> **Supplied information**:
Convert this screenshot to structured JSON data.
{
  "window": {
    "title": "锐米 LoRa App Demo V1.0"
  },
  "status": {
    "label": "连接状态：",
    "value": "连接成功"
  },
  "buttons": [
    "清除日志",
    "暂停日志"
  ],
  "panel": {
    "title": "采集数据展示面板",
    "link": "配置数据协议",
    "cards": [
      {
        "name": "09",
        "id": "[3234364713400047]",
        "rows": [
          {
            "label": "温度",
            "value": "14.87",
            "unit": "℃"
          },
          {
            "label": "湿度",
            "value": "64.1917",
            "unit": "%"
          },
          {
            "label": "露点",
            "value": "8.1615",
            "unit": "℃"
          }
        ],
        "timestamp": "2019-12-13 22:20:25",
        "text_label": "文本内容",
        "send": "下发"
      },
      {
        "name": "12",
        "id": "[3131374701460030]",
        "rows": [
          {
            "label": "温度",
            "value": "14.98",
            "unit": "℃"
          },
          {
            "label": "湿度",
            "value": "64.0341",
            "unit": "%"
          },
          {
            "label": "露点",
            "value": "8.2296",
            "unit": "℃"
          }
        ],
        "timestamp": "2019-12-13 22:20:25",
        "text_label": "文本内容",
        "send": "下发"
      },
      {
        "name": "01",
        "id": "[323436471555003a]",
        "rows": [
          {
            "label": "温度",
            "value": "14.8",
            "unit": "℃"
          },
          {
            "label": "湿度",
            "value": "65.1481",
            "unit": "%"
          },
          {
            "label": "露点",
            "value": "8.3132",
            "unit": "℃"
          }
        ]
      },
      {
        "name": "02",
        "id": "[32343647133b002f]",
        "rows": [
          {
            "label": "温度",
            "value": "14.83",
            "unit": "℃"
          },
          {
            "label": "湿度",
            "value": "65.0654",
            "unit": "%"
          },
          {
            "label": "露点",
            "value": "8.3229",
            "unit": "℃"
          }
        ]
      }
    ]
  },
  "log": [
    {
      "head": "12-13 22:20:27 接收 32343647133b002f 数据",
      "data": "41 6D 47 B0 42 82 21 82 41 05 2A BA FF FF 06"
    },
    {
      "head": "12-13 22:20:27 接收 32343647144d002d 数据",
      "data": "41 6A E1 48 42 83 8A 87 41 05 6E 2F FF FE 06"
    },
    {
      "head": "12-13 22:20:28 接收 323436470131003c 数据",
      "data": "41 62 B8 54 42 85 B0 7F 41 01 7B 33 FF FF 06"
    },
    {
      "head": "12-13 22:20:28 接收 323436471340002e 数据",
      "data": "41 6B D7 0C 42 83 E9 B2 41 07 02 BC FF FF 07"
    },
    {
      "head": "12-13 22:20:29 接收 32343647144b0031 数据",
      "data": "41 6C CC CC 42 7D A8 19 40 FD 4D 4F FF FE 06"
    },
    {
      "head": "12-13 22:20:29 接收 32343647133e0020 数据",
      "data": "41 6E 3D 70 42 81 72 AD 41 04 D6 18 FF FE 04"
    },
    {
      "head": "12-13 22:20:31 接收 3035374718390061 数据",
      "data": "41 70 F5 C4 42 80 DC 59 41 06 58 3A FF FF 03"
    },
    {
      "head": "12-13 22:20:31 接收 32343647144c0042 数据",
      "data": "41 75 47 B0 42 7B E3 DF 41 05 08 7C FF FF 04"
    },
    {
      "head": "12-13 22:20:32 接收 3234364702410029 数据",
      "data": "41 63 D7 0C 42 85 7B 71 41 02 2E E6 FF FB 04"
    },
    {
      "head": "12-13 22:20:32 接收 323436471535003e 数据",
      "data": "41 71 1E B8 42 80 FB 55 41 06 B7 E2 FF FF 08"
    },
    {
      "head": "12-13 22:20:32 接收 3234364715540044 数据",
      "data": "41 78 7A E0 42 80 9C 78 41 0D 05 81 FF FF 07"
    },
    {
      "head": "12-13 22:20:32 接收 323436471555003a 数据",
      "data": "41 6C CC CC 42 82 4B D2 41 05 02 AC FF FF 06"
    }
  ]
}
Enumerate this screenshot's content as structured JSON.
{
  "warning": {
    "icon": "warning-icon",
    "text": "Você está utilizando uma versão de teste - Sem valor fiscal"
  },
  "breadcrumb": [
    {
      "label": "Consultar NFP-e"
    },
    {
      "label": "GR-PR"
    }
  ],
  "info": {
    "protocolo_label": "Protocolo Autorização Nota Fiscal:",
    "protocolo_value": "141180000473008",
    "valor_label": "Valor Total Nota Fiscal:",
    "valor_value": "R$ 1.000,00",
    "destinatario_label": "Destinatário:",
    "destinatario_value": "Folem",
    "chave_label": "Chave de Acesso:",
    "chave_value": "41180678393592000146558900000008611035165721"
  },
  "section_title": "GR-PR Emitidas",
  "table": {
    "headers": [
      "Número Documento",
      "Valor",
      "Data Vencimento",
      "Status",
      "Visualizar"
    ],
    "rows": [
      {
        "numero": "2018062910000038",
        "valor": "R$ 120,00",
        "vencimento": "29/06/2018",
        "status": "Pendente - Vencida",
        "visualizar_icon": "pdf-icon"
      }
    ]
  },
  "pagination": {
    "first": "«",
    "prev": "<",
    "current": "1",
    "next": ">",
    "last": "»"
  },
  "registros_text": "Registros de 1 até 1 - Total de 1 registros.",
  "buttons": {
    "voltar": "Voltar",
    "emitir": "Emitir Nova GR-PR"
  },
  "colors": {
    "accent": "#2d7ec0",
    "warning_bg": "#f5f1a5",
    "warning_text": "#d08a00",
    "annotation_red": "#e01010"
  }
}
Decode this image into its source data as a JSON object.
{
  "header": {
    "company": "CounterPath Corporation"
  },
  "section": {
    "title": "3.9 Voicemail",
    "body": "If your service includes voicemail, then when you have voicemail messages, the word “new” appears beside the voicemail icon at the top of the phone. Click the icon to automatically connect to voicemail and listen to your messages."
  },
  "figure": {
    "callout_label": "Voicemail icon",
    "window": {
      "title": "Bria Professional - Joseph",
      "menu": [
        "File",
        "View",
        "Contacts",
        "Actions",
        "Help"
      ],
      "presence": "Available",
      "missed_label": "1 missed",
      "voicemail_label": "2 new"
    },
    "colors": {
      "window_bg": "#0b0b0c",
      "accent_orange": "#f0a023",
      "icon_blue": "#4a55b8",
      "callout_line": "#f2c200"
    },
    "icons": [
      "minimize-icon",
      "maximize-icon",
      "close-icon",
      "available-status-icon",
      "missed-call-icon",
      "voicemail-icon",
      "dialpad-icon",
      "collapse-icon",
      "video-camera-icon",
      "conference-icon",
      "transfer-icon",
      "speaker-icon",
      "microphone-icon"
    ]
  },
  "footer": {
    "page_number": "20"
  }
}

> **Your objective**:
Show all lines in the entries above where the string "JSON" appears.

> **Answer to this task**:
Convert this screenshot to structured JSON data.
Enumerate this screenshot's content as structured JSON.
Decode this image into its source data as a JSON object.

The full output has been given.